I have had a digital music collection for probably about 10 years now. When I started digitizing music, I used the tools that were available at the time, and I made the choice to convert most of my CDs and albums to low bitrate WMA files. I chose low bitrate (about 96kbps) because, at the time, file sizes were a concern, and my music collection was a staggering 10GB (large back then). I chose WMA because, having been a Microsoft employee, I wanted to keep with my company’s file format.
Lately, however, as I’ve gone through my collection, I realized that I made a bunch of decisions that annoyed me. Some were simple: my naming standards, for instance. But mainly, I wanted to re-digitize my collection with modern tools and use high variable-bitrate MP3 files instead (which are far more portable, for instance, to my iPhone).
For ripping CDs, I of course use Exact Audio Copy, available from http://www.exactaudiocopy.de/. It really is an amazing tool that makes getting tracks off of CDs simple. It speaks FREEDB so even with my more obscure singles, I’ve never had to enter any track information myself.
For mastering the files (including trimming, amplifying, and fading), I use Audacity. Get it at http://audacity.sourceforge.net/. Formerly, I used Cooledit 2000 (which I purchased, many years ago), but Cooledit is showing its age: for one, it fails to write out the TLEN field for MP3s, resulting in problems determining track length. Microsoft even has a support topic on this subject for the people who’ve noticed this: http://support.microsoft.com/kb/306507. Cooledit was purchased by Adobe, who’ve updated it to a more modern tool, but why buy the replacement when Audacity is great, and free?
Both Audacity and EAC support FLAC files, which is perfect: they’re smaller than WAV but lossless, so typically I go CD –> EAC –> FLAC –> Audacity –> MP3. WAVs would work instead of FLAC, but they don’t support metadata tags, so I lose all the information that EAC downloaded from FREEDB for me. Of course I could save to MP3 straight from EAC, but that means if I make any edits (which I often do, to amplify quiet tracks or trim silence off the end of tracks, or fade live tracks in and out), then I’m double-saving in a lossy format, which compounds the lossy-ness.

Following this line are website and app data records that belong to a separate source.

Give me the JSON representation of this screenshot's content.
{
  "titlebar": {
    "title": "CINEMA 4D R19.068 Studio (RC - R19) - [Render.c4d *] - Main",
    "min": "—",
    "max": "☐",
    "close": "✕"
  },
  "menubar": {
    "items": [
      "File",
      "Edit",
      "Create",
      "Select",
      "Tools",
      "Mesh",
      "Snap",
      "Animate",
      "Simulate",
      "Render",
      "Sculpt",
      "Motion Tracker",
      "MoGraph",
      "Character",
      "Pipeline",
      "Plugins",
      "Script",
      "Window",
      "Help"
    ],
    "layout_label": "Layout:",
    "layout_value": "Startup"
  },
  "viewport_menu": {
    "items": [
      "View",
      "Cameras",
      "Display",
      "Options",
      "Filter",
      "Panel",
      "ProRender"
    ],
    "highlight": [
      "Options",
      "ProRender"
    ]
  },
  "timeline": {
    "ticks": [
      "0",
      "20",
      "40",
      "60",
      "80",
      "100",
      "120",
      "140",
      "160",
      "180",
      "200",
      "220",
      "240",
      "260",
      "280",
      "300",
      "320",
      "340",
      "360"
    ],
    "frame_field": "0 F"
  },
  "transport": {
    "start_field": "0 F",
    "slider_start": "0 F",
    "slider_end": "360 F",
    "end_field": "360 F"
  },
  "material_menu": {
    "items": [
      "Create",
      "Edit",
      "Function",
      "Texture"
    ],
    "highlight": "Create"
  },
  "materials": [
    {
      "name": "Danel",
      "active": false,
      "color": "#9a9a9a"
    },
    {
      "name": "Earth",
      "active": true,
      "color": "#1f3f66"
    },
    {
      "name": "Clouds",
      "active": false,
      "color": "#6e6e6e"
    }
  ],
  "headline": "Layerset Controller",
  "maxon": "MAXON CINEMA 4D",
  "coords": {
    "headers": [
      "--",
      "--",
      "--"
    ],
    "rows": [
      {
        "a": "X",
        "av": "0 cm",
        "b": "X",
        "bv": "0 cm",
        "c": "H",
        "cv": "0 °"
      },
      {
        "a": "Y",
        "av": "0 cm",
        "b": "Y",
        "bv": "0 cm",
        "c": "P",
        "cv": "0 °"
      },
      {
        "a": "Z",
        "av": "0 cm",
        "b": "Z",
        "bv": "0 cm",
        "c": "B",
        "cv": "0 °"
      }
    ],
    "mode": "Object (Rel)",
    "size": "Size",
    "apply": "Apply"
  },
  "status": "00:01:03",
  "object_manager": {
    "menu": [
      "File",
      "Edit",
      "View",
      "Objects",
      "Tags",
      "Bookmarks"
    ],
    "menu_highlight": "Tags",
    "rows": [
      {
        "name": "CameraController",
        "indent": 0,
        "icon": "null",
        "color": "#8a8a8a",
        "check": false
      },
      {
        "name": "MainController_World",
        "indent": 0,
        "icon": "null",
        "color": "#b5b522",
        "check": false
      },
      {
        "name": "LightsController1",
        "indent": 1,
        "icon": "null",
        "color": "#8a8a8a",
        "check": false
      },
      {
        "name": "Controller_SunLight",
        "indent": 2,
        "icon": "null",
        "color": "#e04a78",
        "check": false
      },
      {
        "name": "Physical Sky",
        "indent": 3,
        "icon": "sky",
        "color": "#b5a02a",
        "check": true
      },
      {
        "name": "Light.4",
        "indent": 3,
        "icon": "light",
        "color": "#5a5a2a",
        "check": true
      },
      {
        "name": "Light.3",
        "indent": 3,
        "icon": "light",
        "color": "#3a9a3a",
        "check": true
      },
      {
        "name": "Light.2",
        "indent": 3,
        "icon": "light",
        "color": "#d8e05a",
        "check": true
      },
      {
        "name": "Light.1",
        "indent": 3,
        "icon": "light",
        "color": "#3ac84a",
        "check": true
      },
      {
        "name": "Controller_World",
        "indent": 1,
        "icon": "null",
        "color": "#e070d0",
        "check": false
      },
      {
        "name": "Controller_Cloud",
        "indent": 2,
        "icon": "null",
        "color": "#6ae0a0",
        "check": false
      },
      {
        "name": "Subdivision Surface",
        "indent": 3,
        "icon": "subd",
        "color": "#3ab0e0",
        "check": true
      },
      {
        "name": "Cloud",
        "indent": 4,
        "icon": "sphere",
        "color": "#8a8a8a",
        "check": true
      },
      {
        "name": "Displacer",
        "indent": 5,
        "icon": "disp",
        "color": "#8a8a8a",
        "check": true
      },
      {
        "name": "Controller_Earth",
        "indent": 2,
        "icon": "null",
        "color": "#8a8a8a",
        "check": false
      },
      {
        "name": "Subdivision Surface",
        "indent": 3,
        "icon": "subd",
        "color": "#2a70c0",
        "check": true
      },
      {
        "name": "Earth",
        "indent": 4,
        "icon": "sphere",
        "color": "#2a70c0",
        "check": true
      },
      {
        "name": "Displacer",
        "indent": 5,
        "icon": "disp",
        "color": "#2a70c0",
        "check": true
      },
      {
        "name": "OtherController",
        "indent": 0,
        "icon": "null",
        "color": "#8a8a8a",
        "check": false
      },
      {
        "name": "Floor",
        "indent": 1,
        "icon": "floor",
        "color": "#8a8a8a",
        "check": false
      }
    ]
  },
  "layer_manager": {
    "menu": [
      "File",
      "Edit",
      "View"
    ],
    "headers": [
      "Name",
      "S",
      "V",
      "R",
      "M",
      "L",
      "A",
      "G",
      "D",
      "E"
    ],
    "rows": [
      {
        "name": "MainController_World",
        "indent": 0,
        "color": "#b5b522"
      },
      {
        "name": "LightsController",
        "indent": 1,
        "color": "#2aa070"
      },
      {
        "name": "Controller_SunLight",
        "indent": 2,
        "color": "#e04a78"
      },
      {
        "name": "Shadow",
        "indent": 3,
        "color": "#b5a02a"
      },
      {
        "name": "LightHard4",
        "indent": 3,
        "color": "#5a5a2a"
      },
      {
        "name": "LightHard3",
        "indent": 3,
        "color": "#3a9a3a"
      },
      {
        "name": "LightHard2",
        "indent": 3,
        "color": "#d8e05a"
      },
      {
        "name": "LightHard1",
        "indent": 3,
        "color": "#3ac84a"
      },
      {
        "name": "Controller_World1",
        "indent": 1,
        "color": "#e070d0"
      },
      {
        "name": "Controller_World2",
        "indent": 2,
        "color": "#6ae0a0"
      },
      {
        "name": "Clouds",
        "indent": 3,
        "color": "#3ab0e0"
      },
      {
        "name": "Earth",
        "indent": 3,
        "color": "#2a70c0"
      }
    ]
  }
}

Another benefit of re-digitizing my collection is that I’m able now to go back and re-consider which tracks I really want off any given CD. For some, I’m finding that there were tracks I inexplicably didn’t rip the first time that I now love. In other cases, I know to skip certain tracks that I had previously digitized but no longer listen to anymore. The real upside is that I’m listening to more of my collection now (instead of focusing on the few favorite tracks in my collection), and it’s fun to hear some of the older albums in their entirety.
Overall, my collection has grown: a given file that was 2MB as a 96kbps WMA is now about 4.2 as a 160kbps VBR MP3. For devices where storage is an issue (like my 8GB Zune), the Zune software has a great option to save down-converted/smaller files to the device (say, anything over 192kbps gets converted to 192kbps on the Zune). For devices where it’s not a problem (like my iPhone, or my 30GB Zune), I keep the original files. It’s all working out very nicely.
Right now, for reference, my music collection consists of 1723 MP3s (taking up 14.5GB) and 4683 WMAs (taking up 19GB). Given that I’ve been at this for a few months now, I guess it may take about another year for me to finish the job!
As a side note, I’ve discovered that as part of this effort I like having quality album art associated with my music. WMP, Zune, and iTunes all do an ok job with cover art for the mainstream albums, but many of the singles I own have no digital album art available, so I’ve used my scanner to add them. Here are a few of the random covers I’ve scanned in so far: